* _Problem requirements_
Each record below should appear again exactly as written.

* _Dataset excerpts_
---+---

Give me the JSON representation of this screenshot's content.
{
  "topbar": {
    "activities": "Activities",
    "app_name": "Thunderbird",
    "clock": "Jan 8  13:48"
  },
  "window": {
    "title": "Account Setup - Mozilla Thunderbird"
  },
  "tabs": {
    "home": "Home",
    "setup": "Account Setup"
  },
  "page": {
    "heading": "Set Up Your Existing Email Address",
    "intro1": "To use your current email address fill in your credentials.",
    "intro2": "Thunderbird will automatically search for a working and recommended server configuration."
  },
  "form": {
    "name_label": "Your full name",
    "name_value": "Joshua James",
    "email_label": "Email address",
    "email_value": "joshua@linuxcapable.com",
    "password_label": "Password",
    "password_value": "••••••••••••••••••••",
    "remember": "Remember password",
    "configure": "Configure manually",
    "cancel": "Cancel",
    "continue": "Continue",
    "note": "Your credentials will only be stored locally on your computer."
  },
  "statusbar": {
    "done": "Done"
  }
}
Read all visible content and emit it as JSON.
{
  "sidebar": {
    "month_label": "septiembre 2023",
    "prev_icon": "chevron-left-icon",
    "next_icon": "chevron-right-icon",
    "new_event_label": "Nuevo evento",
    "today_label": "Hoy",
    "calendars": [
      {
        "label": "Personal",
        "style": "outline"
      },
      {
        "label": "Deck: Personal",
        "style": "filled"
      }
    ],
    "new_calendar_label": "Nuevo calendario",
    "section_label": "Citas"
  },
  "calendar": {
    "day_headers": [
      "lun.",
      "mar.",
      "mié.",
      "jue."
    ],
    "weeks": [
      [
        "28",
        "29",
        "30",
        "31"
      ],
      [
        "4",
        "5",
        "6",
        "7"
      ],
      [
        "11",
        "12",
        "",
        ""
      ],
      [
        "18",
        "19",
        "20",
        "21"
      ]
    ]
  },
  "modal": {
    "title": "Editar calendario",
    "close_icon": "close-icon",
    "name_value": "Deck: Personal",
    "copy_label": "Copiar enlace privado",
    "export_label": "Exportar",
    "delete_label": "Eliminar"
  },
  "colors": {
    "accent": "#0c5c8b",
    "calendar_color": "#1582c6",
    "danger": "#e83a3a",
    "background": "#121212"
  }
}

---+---

* _Solution below_
Give me the JSON representation of this screenshot's content.
{
  "topbar": {
    "activities": "Activities",
    "app_name": "Thunderbird",
    "clock": "Jan 8  13:48"
  },
  "window": {
    "title": "Account Setup - Mozilla Thunderbird"
  },
  "tabs": {
    "home": "Home",
    "setup": "Account Setup"
  },
  "page": {
    "heading": "Set Up Your Existing Email Address",
    "intro1": "To use your current email address fill in your credentials.",
    "intro2": "Thunderbird will automatically search for a working and recommended server configuration."
  },
  "form": {
    "name_label": "Your full name",
    "name_value": "Joshua James",
    "email_label": "Email address",
    "email_value": "joshua@linuxcapable.com",
    "password_label": "Password",
    "password_value": "••••••••••••••••••••",
    "remember": "Remember password",
    "configure": "Configure manually",
    "cancel": "Cancel",
    "continue": "Continue",
    "note": "Your credentials will only be stored locally on your computer."
  },
  "statusbar": {
    "done": "Done"
  }
}
Read all visible content and emit it as JSON.
{
  "sidebar": {
    "month_label": "septiembre 2023",
    "prev_icon": "chevron-left-icon",
    "next_icon": "chevron-right-icon",
    "new_event_label": "Nuevo evento",
    "today_label": "Hoy",
    "calendars": [
      {
        "label": "Personal",
        "style": "outline"
      },
      {
        "label": "Deck: Personal",
        "style": "filled"
      }
    ],
    "new_calendar_label": "Nuevo calendario",
    "section_label": "Citas"
  },
  "calendar": {
    "day_headers": [
      "lun.",
      "mar.",
      "mié.",
      "jue."
    ],
    "weeks": [
      [
        "28",
        "29",
        "30",
        "31"
      ],
      [
        "4",
        "5",
        "6",
        "7"
      ],
      [
        "11",
        "12",
        "",
        ""
      ],
      [
        "18",
        "19",
        "20",
        "21"
      ]
    ]
  },
  "modal": {
    "title": "Editar calendario",
    "close_icon": "close-icon",
    "name_value": "Deck: Personal",
    "copy_label": "Copiar enlace privado",
    "export_label": "Exportar",
    "delete_label": "Eliminar"
  },
  "colors": {
    "accent": "#0c5c8b",
    "calendar_color": "#1582c6",
    "danger": "#e83a3a",
    "background": "#121212"
  }
}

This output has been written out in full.